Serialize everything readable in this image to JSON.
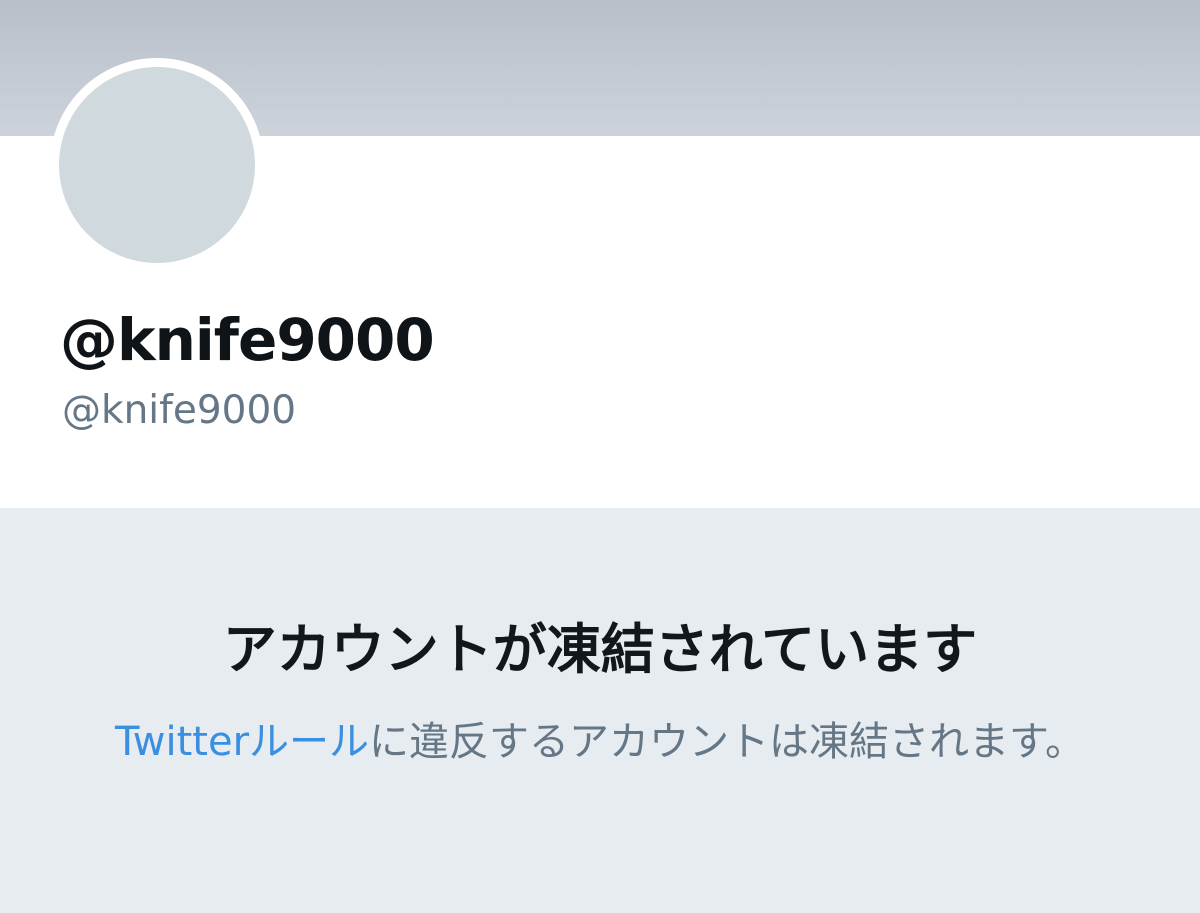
{
  "profile": {
    "display_name": "@knife9000",
    "handle": "@knife9000"
  },
  "suspension": {
    "title": "アカウントが凍結されています",
    "rules_link_label": "Twitterルール",
    "message_rest": "に違反するアカウントは凍結されます。"
  },
  "colors": {
    "banner": "#c4cbd3",
    "avatar_placeholder": "#cfd9de",
    "notice_background": "#e6ecf0",
    "link": "#3a8fe0",
    "secondary_text": "#657786"
  }
}
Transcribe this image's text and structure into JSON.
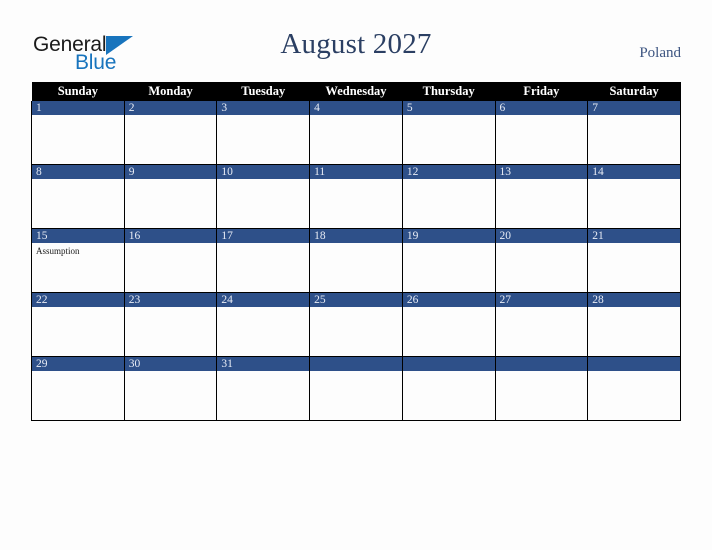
{
  "logo": {
    "word1": "General",
    "word2": "Blue",
    "triangle_color": "#1874bd",
    "text_color": "#1b1b1b"
  },
  "header": {
    "title": "August 2027",
    "country": "Poland",
    "title_color": "#2b3f63"
  },
  "calendar": {
    "weekday_headers": [
      "Sunday",
      "Monday",
      "Tuesday",
      "Wednesday",
      "Thursday",
      "Friday",
      "Saturday"
    ],
    "header_bg": "#000000",
    "daybar_color": "#2e5089",
    "daybar_text_color": "#e8ecf5",
    "cell_bg": "#fdfdfd",
    "weeks": [
      [
        {
          "date": "1",
          "events": []
        },
        {
          "date": "2",
          "events": []
        },
        {
          "date": "3",
          "events": []
        },
        {
          "date": "4",
          "events": []
        },
        {
          "date": "5",
          "events": []
        },
        {
          "date": "6",
          "events": []
        },
        {
          "date": "7",
          "events": []
        }
      ],
      [
        {
          "date": "8",
          "events": []
        },
        {
          "date": "9",
          "events": []
        },
        {
          "date": "10",
          "events": []
        },
        {
          "date": "11",
          "events": []
        },
        {
          "date": "12",
          "events": []
        },
        {
          "date": "13",
          "events": []
        },
        {
          "date": "14",
          "events": []
        }
      ],
      [
        {
          "date": "15",
          "events": [
            "Assumption"
          ]
        },
        {
          "date": "16",
          "events": []
        },
        {
          "date": "17",
          "events": []
        },
        {
          "date": "18",
          "events": []
        },
        {
          "date": "19",
          "events": []
        },
        {
          "date": "20",
          "events": []
        },
        {
          "date": "21",
          "events": []
        }
      ],
      [
        {
          "date": "22",
          "events": []
        },
        {
          "date": "23",
          "events": []
        },
        {
          "date": "24",
          "events": []
        },
        {
          "date": "25",
          "events": []
        },
        {
          "date": "26",
          "events": []
        },
        {
          "date": "27",
          "events": []
        },
        {
          "date": "28",
          "events": []
        }
      ],
      [
        {
          "date": "29",
          "events": []
        },
        {
          "date": "30",
          "events": []
        },
        {
          "date": "31",
          "events": []
        },
        {
          "date": "",
          "events": []
        },
        {
          "date": "",
          "events": []
        },
        {
          "date": "",
          "events": []
        },
        {
          "date": "",
          "events": []
        }
      ]
    ]
  }
}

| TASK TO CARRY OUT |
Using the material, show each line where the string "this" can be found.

| TASK SOLUTION |
Serialize everything readable in this image to JSON.
Transcribe this image's text and structure into JSON.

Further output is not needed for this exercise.